Versatility is a must for modern vessels. Tampa Yacht Manufacturing's Timothy Chalfant and Robert Stevens explain how simplicity is key to today's most sophisticated multirole craft.
The world economy can no longer afford single-purpose vessels. The days of exclusivity are gone: modern service vessels must adapt efficiently to changing times and variable conditions. Craft handling duties such as patrol, interdiction, survey, command and control, and search and rescue can no longer be primarily suited to a single purpose. Today's leading-edge vessels should be adaptable and reconfigurable to the various - and constantly varying - needs of a modern military. Just like the modern soldier, or municipal first responders, training and education have honed their skills in a broad spectrum of directions and abilities providing the wherewithal for small teams to function diversely, but effectively.
Just like the field-configured Humvee, modern service vessels should be theatre-adaptable 'flatbed trucks' like open-bay C130 transports or the mission-adaptable Space Shuttle, which can fit multiple roles using preplanned, selected equipment to fulfil their next intended purposes. From troop transport, to search and rescue, to command and control centre, to cargo transport, floating hospital and ambulances, to advanced interdiction, patrol and reconnaissance to high-speed attack craft, adaptability is paramount. Key features accommodating transformation are large bay aft doors, Douglas equipment tracks in the deck, large ballistic windows and open full headroom main cabins. Specific extra features may also include cabin ballistic protection, bow landing doors and an open low profile aft deck providing convenient stern access for small raiding craft, cargo loading or towing operations.
Ship-shape, naval fashion
The basic platform should be high-speed, long range and shallow draft. Advanced composite construction ensures structural resilience, fair and efficient hull lines and low maintenance, while incorporating inherent thermal and acoustic insulation features for crew comfort, stamina and safety. High horsepower-to-weight ratio common rail diesel engines coupled with shallow draft, highly manoeuvrable mixed-flow water-jet pumps, or shallow draft, high-speed, surface drive super-cavitating propellers make the state-of-the-art reality in one efficient package. No unstable, racing-style transient bottom steps are incorporated in this hull, simply sound design and honest naval architecture.

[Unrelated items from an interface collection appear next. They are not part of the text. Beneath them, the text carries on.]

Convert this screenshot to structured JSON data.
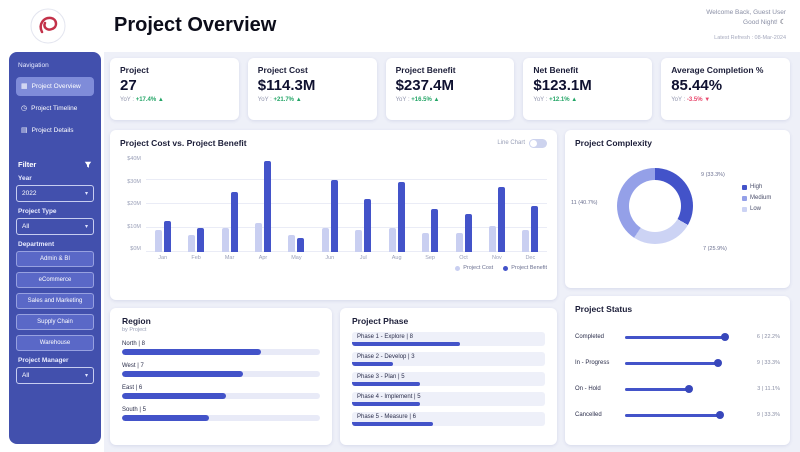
{
  "header": {
    "title": "Project Overview",
    "welcome_line1": "Welcome Back, Guest User",
    "welcome_line2": "Good Night!",
    "moon_icon": "☾",
    "refresh": "Latest Refresh : 08-Mar-2024"
  },
  "ui": {
    "chevron": "▾"
  },
  "sidebar": {
    "nav_label": "Navigation",
    "items": [
      {
        "label": "Project Overview",
        "icon": "▦"
      },
      {
        "label": "Project Timeline",
        "icon": "◷"
      },
      {
        "label": "Project Details",
        "icon": "▤"
      }
    ],
    "filter_label": "Filter",
    "fields": {
      "year_label": "Year",
      "year_value": "2022",
      "type_label": "Project Type",
      "type_value": "All",
      "department_label": "Department",
      "manager_label": "Project Manager",
      "manager_value": "All"
    },
    "departments": [
      "Admin & BI",
      "eCommerce",
      "Sales and Marketing",
      "Supply Chain",
      "Warehouse"
    ]
  },
  "kpis": [
    {
      "title": "Project",
      "value": "27",
      "yoy_label": "YoY :",
      "yoy": "+17.4%",
      "arrow": "▲"
    },
    {
      "title": "Project Cost",
      "value": "$114.3M",
      "yoy_label": "YoY :",
      "yoy": "+21.7%",
      "arrow": "▲"
    },
    {
      "title": "Project Benefit",
      "value": "$237.4M",
      "yoy_label": "YoY :",
      "yoy": "+16.5%",
      "arrow": "▲"
    },
    {
      "title": "Net Benefit",
      "value": "$123.1M",
      "yoy_label": "YoY :",
      "yoy": "+12.1%",
      "arrow": "▲"
    },
    {
      "title": "Average Completion %",
      "value": "85.44%",
      "yoy_label": "YoY :",
      "yoy": "-3.5%",
      "arrow": "▼"
    }
  ],
  "cost_benefit": {
    "title": "Project Cost vs. Project Benefit",
    "toggle_label": "Line Chart"
  },
  "complexity": {
    "title": "Project Complexity"
  },
  "region": {
    "title": "Region",
    "subtitle": "by Project"
  },
  "phase": {
    "title": "Project Phase"
  },
  "status": {
    "title": "Project Status"
  },
  "chart_data": [
    {
      "type": "bar",
      "title": "Project Cost vs. Project Benefit",
      "categories": [
        "Jan",
        "Feb",
        "Mar",
        "Apr",
        "May",
        "Jun",
        "Jul",
        "Aug",
        "Sep",
        "Oct",
        "Nov",
        "Dec"
      ],
      "series": [
        {
          "name": "Project Cost",
          "color": "#c9cff1",
          "values": [
            9,
            7,
            10,
            12,
            7,
            10,
            9,
            10,
            8,
            8,
            11,
            9
          ]
        },
        {
          "name": "Project Benefit",
          "color": "#4353c9",
          "values": [
            13,
            10,
            25,
            38,
            6,
            30,
            22,
            29,
            18,
            16,
            27,
            19
          ]
        }
      ],
      "ylabel": "$M",
      "ylim": [
        0,
        40
      ],
      "yticks": [
        "$40M",
        "$30M",
        "$20M",
        "$10M",
        "$0M"
      ],
      "grid": true,
      "legend_position": "bottom-right"
    },
    {
      "type": "pie",
      "title": "Project Complexity",
      "labels": [
        "High",
        "Medium",
        "Low"
      ],
      "values": [
        9,
        11,
        7
      ],
      "colors": [
        "#4353c9",
        "#94a0e8",
        "#ccd3f4"
      ],
      "callouts": [
        "9 (33.3%)",
        "11 (40.7%)",
        "7 (25.9%)"
      ],
      "legend_position": "right"
    },
    {
      "type": "bar",
      "title": "Region by Project",
      "categories": [
        "North",
        "West",
        "East",
        "South"
      ],
      "values": [
        8,
        7,
        6,
        5
      ]
    },
    {
      "type": "bar",
      "title": "Project Phase",
      "categories": [
        "Phase 1 - Explore",
        "Phase 2 - Develop",
        "Phase 3 - Plan",
        "Phase 4 - Implement",
        "Phase 5 - Measure"
      ],
      "values": [
        8,
        3,
        5,
        5,
        6
      ]
    },
    {
      "type": "bar",
      "title": "Project Status",
      "categories": [
        "Completed",
        "In - Progress",
        "On - Hold",
        "Cancelled"
      ],
      "values": [
        6,
        9,
        3,
        9
      ],
      "value_labels": [
        "6 | 22.2%",
        "9 | 33.3%",
        "3 | 11.1%",
        "9 | 33.3%"
      ],
      "bar_pct": [
        90,
        84,
        58,
        86
      ]
    }
  ]
}
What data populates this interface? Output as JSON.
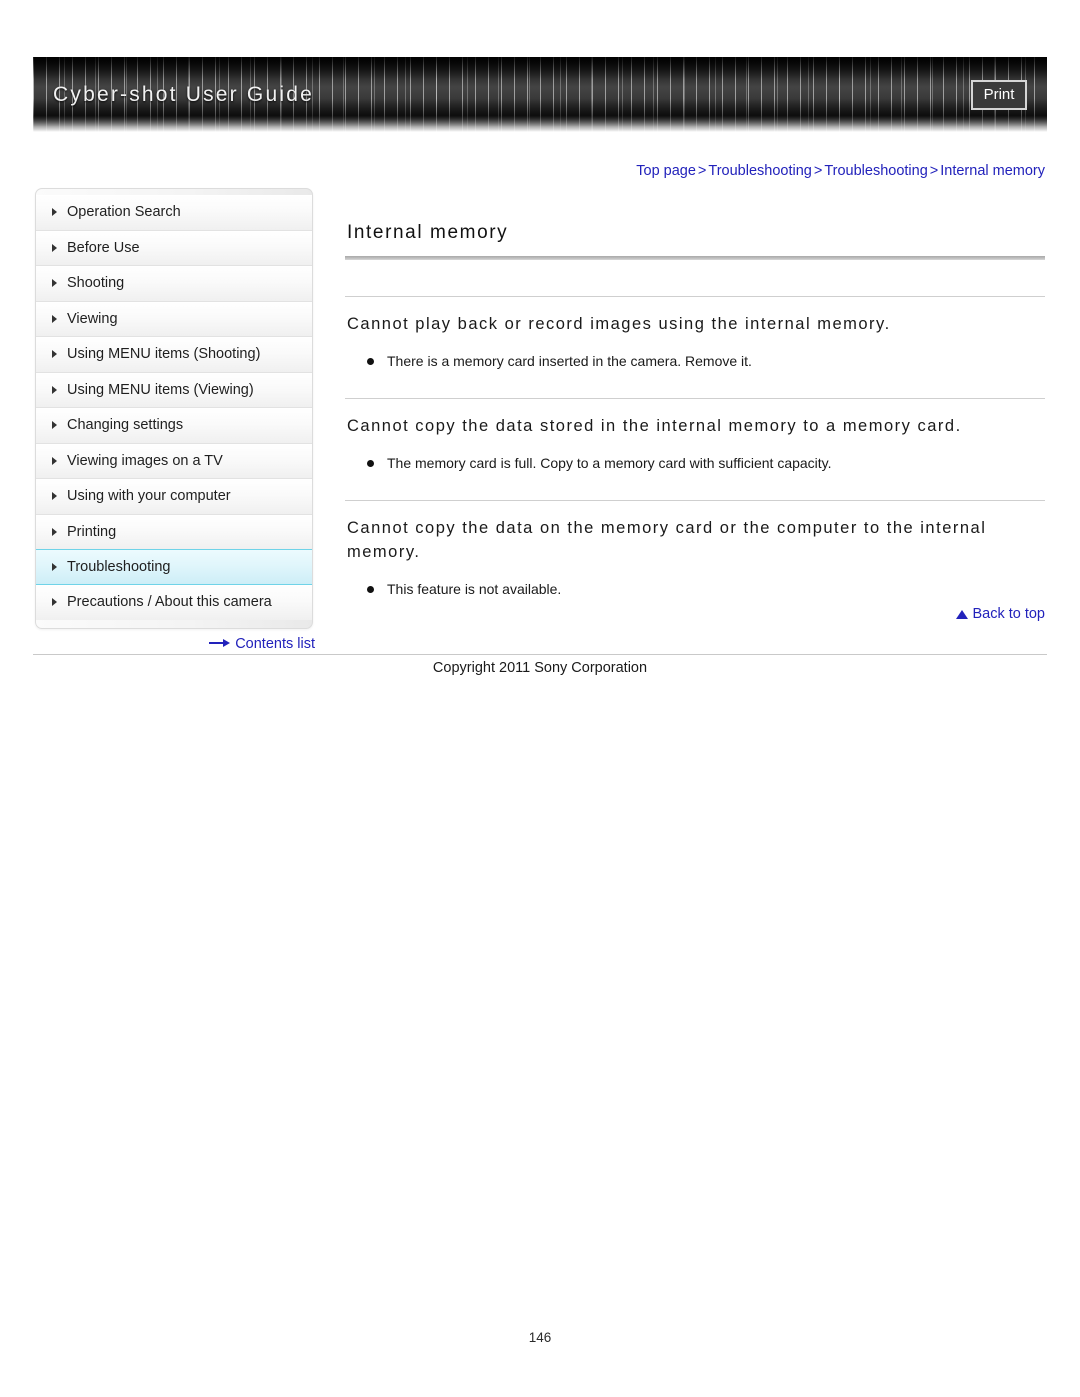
{
  "header": {
    "title": "Cyber-shot User Guide",
    "print_label": "Print"
  },
  "breadcrumb": {
    "items": [
      "Top page",
      "Troubleshooting",
      "Troubleshooting",
      "Internal memory"
    ],
    "separator": ">"
  },
  "sidebar": {
    "items": [
      {
        "label": "Operation Search",
        "active": false
      },
      {
        "label": "Before Use",
        "active": false
      },
      {
        "label": "Shooting",
        "active": false
      },
      {
        "label": "Viewing",
        "active": false
      },
      {
        "label": "Using MENU items (Shooting)",
        "active": false
      },
      {
        "label": "Using MENU items (Viewing)",
        "active": false
      },
      {
        "label": "Changing settings",
        "active": false
      },
      {
        "label": "Viewing images on a TV",
        "active": false
      },
      {
        "label": "Using with your computer",
        "active": false
      },
      {
        "label": "Printing",
        "active": false
      },
      {
        "label": "Troubleshooting",
        "active": true
      },
      {
        "label": "Precautions / About this camera",
        "active": false
      }
    ],
    "contents_link": "Contents list",
    "active_color": "#cdeef7",
    "active_border": "#6fd3e8"
  },
  "main": {
    "page_title": "Internal memory",
    "sections": [
      {
        "heading": "Cannot play back or record images using the internal memory.",
        "bullets": [
          "There is a memory card inserted in the camera. Remove it."
        ]
      },
      {
        "heading": "Cannot copy the data stored in the internal memory to a memory card.",
        "bullets": [
          "The memory card is full. Copy to a memory card with sufficient capacity."
        ]
      },
      {
        "heading": "Cannot copy the data on the memory card or the computer to the internal memory.",
        "bullets": [
          "This feature is not available."
        ]
      }
    ],
    "back_to_top": "Back to top"
  },
  "footer": {
    "copyright": "Copyright 2011 Sony Corporation",
    "page_number": "146"
  },
  "colors": {
    "link": "#2222bb",
    "rule": "#cfcfcf",
    "banner_dark": "#1b1b1b"
  }
}
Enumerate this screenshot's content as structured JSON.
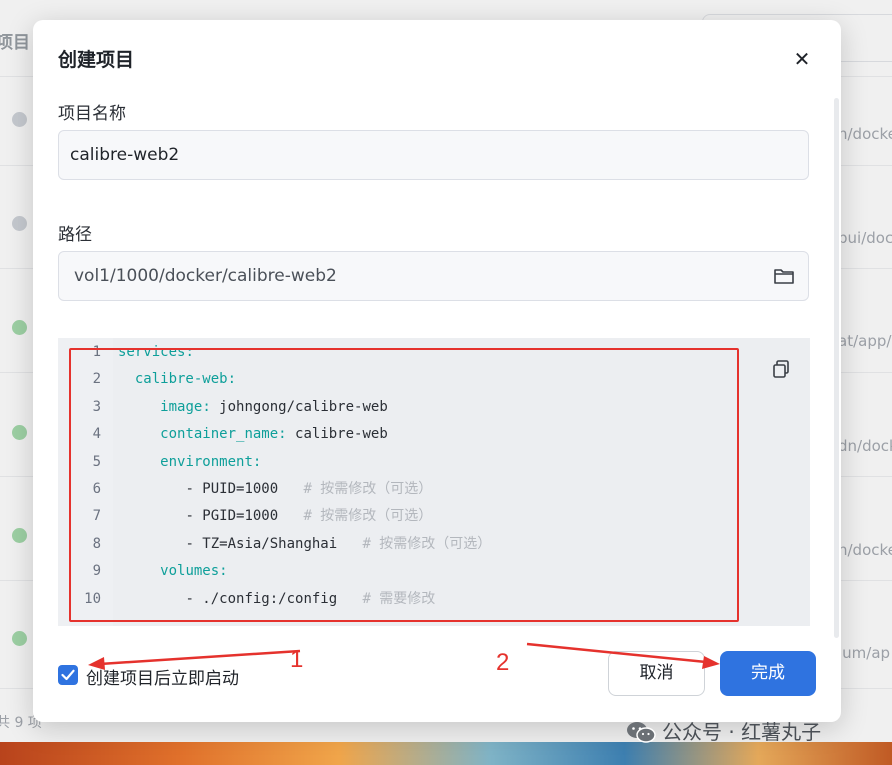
{
  "background": {
    "header_title": "项目",
    "row_paths": [
      "n/docke",
      "bui/dock",
      "at/app/",
      "dn/dock",
      "n/docke",
      "ium/ap"
    ],
    "row_status_colors": [
      "#d1d5db",
      "#d1d5db",
      "#a6dcae",
      "#a6dcae",
      "#a6dcae",
      "#a6dcae"
    ],
    "footer_count": "共 9 项"
  },
  "modal": {
    "title": "创建项目",
    "close_icon": "close-icon",
    "name_label": "项目名称",
    "name_value": "calibre-web2",
    "path_label": "路径",
    "path_value": "vol1/1000/docker/calibre-web2",
    "path_icon": "folder-icon",
    "copy_icon": "copy-icon",
    "compose_lines": [
      {
        "n": "1",
        "indent": "",
        "key": "services",
        "sep": ":",
        "val": "",
        "comment": ""
      },
      {
        "n": "2",
        "indent": "  ",
        "key": "calibre-web",
        "sep": ":",
        "val": "",
        "comment": ""
      },
      {
        "n": "3",
        "indent": "     ",
        "key": "image",
        "sep": ": ",
        "val": "johngong/calibre-web",
        "comment": ""
      },
      {
        "n": "4",
        "indent": "     ",
        "key": "container_name",
        "sep": ": ",
        "val": "calibre-web",
        "comment": ""
      },
      {
        "n": "5",
        "indent": "     ",
        "key": "environment",
        "sep": ":",
        "val": "",
        "comment": ""
      },
      {
        "n": "6",
        "indent": "        ",
        "key": "",
        "sep": "",
        "val": "- PUID=1000   ",
        "comment": "# 按需修改（可选）"
      },
      {
        "n": "7",
        "indent": "        ",
        "key": "",
        "sep": "",
        "val": "- PGID=1000   ",
        "comment": "# 按需修改（可选）"
      },
      {
        "n": "8",
        "indent": "        ",
        "key": "",
        "sep": "",
        "val": "- TZ=Asia/Shanghai   ",
        "comment": "# 按需修改（可选）"
      },
      {
        "n": "9",
        "indent": "     ",
        "key": "volumes",
        "sep": ":",
        "val": "",
        "comment": ""
      },
      {
        "n": "10",
        "indent": "        ",
        "key": "",
        "sep": "",
        "val": "- ./config:/config   ",
        "comment": "# 需要修改"
      }
    ],
    "autostart_label": "创建项目后立即启动",
    "autostart_checked": true,
    "cancel_label": "取消",
    "confirm_label": "完成",
    "accent_color": "#2f73e0"
  },
  "annotations": {
    "marker_1": "1",
    "marker_2": "2",
    "color": "#e5322d"
  },
  "watermark": "公众号 · 红薯丸子"
}
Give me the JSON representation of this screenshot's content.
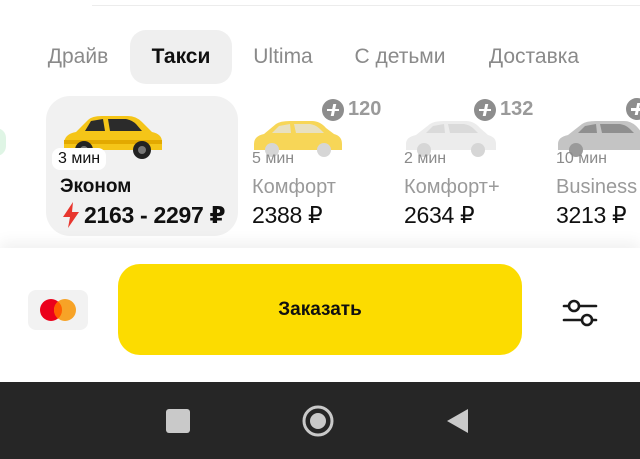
{
  "tabs": [
    {
      "label": "Драйв",
      "active": false
    },
    {
      "label": "Такси",
      "active": true
    },
    {
      "label": "Ultima",
      "active": false
    },
    {
      "label": "С детьми",
      "active": false
    },
    {
      "label": "Доставка",
      "active": false
    }
  ],
  "tariffs": [
    {
      "eta": "3 мин",
      "name": "Эконом",
      "price": "2163 - 2297 ₽",
      "selected": true,
      "surge_icon": "lightning-icon",
      "car_color": "#f5c518"
    },
    {
      "eta": "5 мин",
      "name": "Комфорт",
      "price": "2388 ₽",
      "bonus": "120",
      "car_color": "#f7d657"
    },
    {
      "eta": "2 мин",
      "name": "Комфорт+",
      "price": "2634 ₽",
      "bonus": "132",
      "car_color": "#e6e6e6"
    },
    {
      "eta": "10 мин",
      "name": "Business",
      "price": "3213 ₽",
      "bonus": "",
      "car_color": "#b9b9b9"
    }
  ],
  "bottom": {
    "order_label": "Заказать",
    "payment_icon": "mastercard-icon",
    "settings_icon": "filter-sliders-icon"
  },
  "system_nav": {
    "icons": [
      "recents-square-icon",
      "home-circle-icon",
      "back-triangle-icon"
    ]
  },
  "colors": {
    "accent": "#fcdc00",
    "surge": "#e8362e",
    "text": "#101010",
    "muted": "#8a8a8a"
  }
}
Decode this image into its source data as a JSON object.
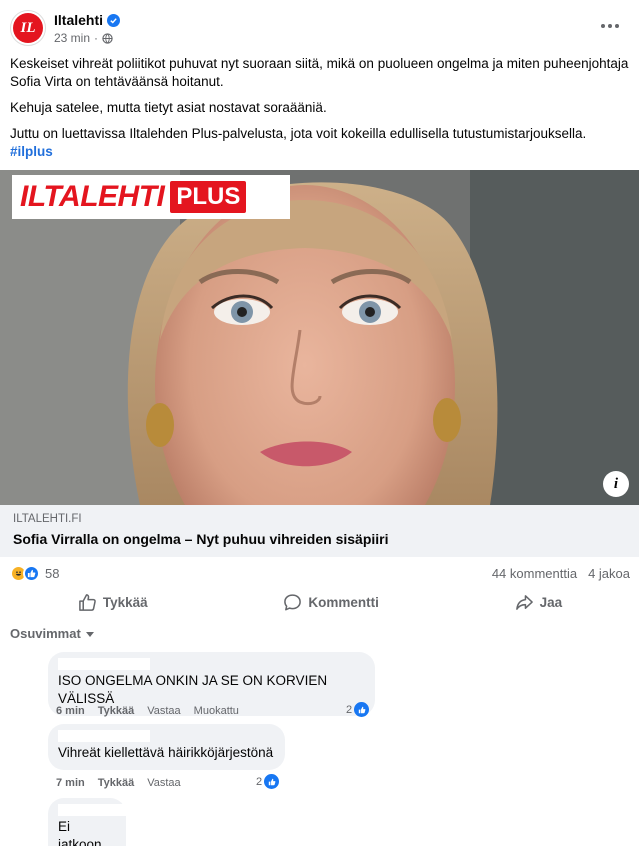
{
  "post": {
    "page_name": "Iltalehti",
    "avatar_text": "IL",
    "time": "23 min",
    "separator": "·",
    "paragraphs": [
      "Keskeiset vihreät poliitikot puhuvat nyt suoraan siitä, mikä on puolueen ongelma ja miten puheenjohtaja Sofia Virta on tehtäväänsä hoitanut.",
      "Kehuja satelee, mutta tietyt asiat nostavat soraääniä.",
      "Juttu on luettavissa Iltalehden Plus-palvelusta, jota voit kokeilla edullisella tutustumistarjouksella."
    ],
    "hashtag": "#ilplus"
  },
  "image": {
    "logo_text": "ILTALEHTI",
    "logo_plus": "PLUS",
    "info_icon_text": "i"
  },
  "link": {
    "domain": "ILTALEHTI.FI",
    "title": "Sofia Virralla on ongelma – Nyt puhuu vihreiden sisäpiiri"
  },
  "stats": {
    "reaction_count": "58",
    "comments": "44 kommenttia",
    "shares": "4 jakoa"
  },
  "actions": {
    "like": "Tykkää",
    "comment": "Kommentti",
    "share": "Jaa"
  },
  "sort": {
    "label": "Osuvimmat"
  },
  "comments": [
    {
      "text": "ISO ONGELMA ONKIN JA SE ON KORVIEN VÄLISSÄ",
      "time": "6 min",
      "like": "Tykkää",
      "reply": "Vastaa",
      "edited": "Muokattu",
      "likes": "2"
    },
    {
      "text": "Vihreät kiellettävä häirikköjärjestönä",
      "time": "7 min",
      "like": "Tykkää",
      "reply": "Vastaa",
      "likes": "2"
    },
    {
      "text": "Ei jatkoon"
    }
  ],
  "colors": {
    "brand_red": "#e4151f",
    "facebook_blue": "#1877f2",
    "secondary_text": "#65676b",
    "bubble_bg": "#f0f2f5",
    "hashtag": "#216fdb"
  }
}
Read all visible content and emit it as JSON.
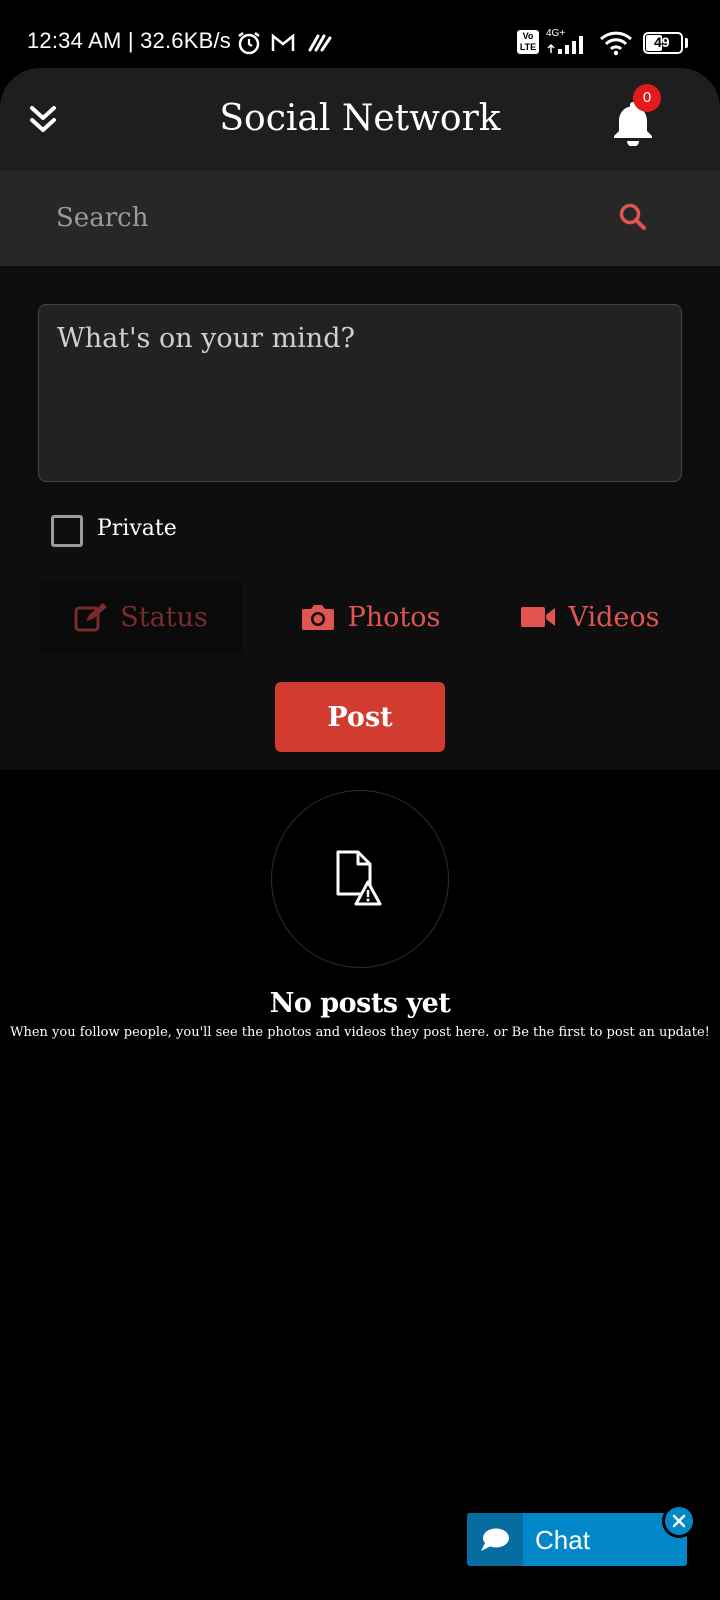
{
  "status_bar": {
    "time_speed": "12:34 AM | 32.6KB/s",
    "network": "4G+",
    "volte": "Vo LTE",
    "battery": "49"
  },
  "header": {
    "title": "Social Network",
    "notification_count": "0"
  },
  "search": {
    "placeholder": "Search"
  },
  "composer": {
    "placeholder": "What's on your mind?",
    "private_label": "Private",
    "tabs": [
      {
        "label": "Status",
        "icon": "edit-icon"
      },
      {
        "label": "Photos",
        "icon": "camera-icon"
      },
      {
        "label": "Videos",
        "icon": "video-icon"
      }
    ],
    "post_label": "Post"
  },
  "empty_state": {
    "title": "No posts yet",
    "subtitle": "When you follow people, you'll see the photos and videos they post here. or Be the first to post an update!"
  },
  "chat": {
    "label": "Chat"
  },
  "colors": {
    "accent": "#e05452",
    "post_button": "#d23b2f",
    "chat": "#0288c9",
    "badge": "#e11b1b"
  }
}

Watertight bulkheads below the main deck guarantee optimum structural bottom panel design, as well as stability, whether intact or damaged.
As a matter of course, the vessel should be designed and built to International Association of Classification Society (IACS) Standards, such as ABS, RINA or DNV. Every customer, agency or government entity in harm's way deserves the best industry-sanctioned materials, engineering and construction techniques available. Additionally, the envelope should be configurable for transocean or air transport rapid deployment. With Henriksen hooks, this package will fit as deck cargo on a modern warship, in the docking well of well-deck cruiser or even the cargo bay of a C-17 transport plane. Today's leading-edge craft embodies maximum versatility with optimum use of space.
Setting the standard
Equipment packages must be best-quality, robust and available commercially, off the shelf (COTS). The best way to optimise value and maximise redundancy is with industry-standard equipment. Parts availability, equipment maintainability and serviceability, as well as crew training, ready transfer of knowledge and versatile exploitation are all borne in mind. From main engines and propulsors, to electronics and navigation equipment, to weaponry and armament, outfitting can be basic, or specialised, but it needn't be highly customised. Too many highly sophisticated installations yield only marginal advantages at exponential costs. Consideration should be given to compatibility with the vessel's mother fleet. What equipment does it carry and use effectively, what parts, service and training does its personnel already employ?
Modern service vessels need not be exotic, or expensive. Sophistication can be found in well-planned simplicity and suitability to purpose. Purpose design may also include multimission. Future roles for today's platform should only be limited by the imaginations of the users.